The possibility remains that an expanded Champions League would include, say, the team that finishes seventh in the Premier League and the team that finishes fifth in the Scottish Premier League. I checked the date of Platini’s interview with France Football. It was not April 1. (Platini came across better when he did his thinking with his feet).

For now, European football finds itself at a crossroads. There seems little doubt that, eventually, Uefa – or a breakaway organisation made up of elite clubs – will create a fully-fledged European League. Between now and then, however, the game’s European governing body should find ways of making bringing back the excitement of uniqueness of yore.

Here are some ideas to improve European football:

1): End the group stages in both the Champions League and the Europa League and make both straight knockout competitions.

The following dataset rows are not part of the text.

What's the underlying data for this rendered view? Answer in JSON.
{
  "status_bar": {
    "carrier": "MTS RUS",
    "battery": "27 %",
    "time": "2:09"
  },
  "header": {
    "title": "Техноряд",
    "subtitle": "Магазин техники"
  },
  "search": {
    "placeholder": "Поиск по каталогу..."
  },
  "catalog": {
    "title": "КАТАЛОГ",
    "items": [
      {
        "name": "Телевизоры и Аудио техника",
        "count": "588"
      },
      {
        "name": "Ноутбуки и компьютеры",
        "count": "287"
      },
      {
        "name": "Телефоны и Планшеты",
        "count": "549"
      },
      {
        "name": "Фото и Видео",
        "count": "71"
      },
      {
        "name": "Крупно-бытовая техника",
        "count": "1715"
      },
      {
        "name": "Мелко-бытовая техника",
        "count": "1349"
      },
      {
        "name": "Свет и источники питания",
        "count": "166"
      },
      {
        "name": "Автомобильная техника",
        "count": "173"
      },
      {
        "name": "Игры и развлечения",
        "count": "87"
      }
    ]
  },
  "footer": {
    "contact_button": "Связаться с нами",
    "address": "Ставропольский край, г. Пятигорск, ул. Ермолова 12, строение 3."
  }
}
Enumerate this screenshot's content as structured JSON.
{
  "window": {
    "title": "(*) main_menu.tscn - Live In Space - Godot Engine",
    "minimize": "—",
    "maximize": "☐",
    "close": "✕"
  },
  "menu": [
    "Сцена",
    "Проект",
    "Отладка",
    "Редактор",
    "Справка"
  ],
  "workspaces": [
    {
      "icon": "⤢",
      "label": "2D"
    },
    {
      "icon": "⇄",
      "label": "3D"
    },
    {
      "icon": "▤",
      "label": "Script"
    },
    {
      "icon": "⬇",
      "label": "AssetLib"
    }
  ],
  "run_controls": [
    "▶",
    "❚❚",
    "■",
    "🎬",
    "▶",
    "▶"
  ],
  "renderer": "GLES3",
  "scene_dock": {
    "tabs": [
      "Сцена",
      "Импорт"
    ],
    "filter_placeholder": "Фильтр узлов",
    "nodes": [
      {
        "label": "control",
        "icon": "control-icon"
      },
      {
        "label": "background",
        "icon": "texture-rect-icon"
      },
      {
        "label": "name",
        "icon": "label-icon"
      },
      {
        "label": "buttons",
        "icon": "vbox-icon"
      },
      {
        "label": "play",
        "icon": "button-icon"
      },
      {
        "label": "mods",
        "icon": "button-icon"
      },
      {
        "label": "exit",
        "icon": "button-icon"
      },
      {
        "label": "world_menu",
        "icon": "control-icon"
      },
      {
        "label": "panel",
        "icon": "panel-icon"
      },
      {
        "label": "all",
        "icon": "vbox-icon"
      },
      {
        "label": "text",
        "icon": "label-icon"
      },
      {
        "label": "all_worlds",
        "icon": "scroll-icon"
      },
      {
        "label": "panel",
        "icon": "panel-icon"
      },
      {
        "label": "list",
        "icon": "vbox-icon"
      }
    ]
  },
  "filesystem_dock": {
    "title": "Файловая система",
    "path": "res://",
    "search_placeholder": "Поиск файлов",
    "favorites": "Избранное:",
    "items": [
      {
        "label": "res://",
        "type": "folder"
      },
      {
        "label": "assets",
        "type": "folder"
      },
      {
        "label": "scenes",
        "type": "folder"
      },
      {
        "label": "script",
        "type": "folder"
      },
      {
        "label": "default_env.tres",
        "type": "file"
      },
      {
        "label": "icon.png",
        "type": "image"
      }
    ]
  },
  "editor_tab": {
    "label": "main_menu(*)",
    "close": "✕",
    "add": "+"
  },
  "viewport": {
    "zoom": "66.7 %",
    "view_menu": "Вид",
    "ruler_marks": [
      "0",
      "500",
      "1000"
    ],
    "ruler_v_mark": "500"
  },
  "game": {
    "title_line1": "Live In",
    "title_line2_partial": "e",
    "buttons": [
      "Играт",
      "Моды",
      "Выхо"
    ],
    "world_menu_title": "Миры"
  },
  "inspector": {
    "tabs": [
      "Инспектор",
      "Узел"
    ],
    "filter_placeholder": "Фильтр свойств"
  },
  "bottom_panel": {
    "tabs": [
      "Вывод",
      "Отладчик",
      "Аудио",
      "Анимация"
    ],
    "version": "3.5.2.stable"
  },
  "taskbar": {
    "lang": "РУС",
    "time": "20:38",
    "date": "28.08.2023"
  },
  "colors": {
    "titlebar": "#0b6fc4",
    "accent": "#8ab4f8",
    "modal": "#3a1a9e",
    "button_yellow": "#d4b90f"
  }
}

2): Give the winners of the Europa League direct entry into the Champions League for the following season.

3): Rename both competitions, to avoid the sense of identity crisis. Revert to the European Cup and the Uefa Cup. “Champions League” is the worst possible title for the greatest club competition in the world, while “Europa League” means nothing.

4): Fine clubs for fielding weakened teams.

5): Make European qualification harder rather than easier, preferably by making the Champions League smaller. Standards will improve and so will excitement. As Karl-Heinz Rummenigge, the president of Bayern Munich, said, “We are no friends of the idea to have quantity instead of quality.’’

6): Bring back the European Cup Winners' Cup. I went to the last final, in 1999, and miss everything about the competition.

7): Get rid of the European Super Cup. What is the point of it? Need I ask?

When the present seems so dull, it is easy to bask in nostalgia. I must confess a conflict of interest. The first match I remember attending was the Liverpool-Stromsgodset match in the European Cup Winners' Cup, Anfield, September 1974. Final result: Liverpool 11, Stromsgodset 0. There was a mystery about a team from Europe, especially when I went to the second-round match, against Ferencvaros, the Hungarian team that bored the collective pants off the Kop. What we lost in excitement we gained in intrigue . . . especially when Ferencvaros won on the away-goals rule. Even on television, European nights were special.

Yes, I am living in a fantasy world; trying to recapture something that was never designed to last. But if the Europa League is the answer, I would love to know what is the question.

* Manchester City lost to Borussia Dortmund and did not even make the Europa League. Lucky Mancini. No Thursday nights on Channel Five.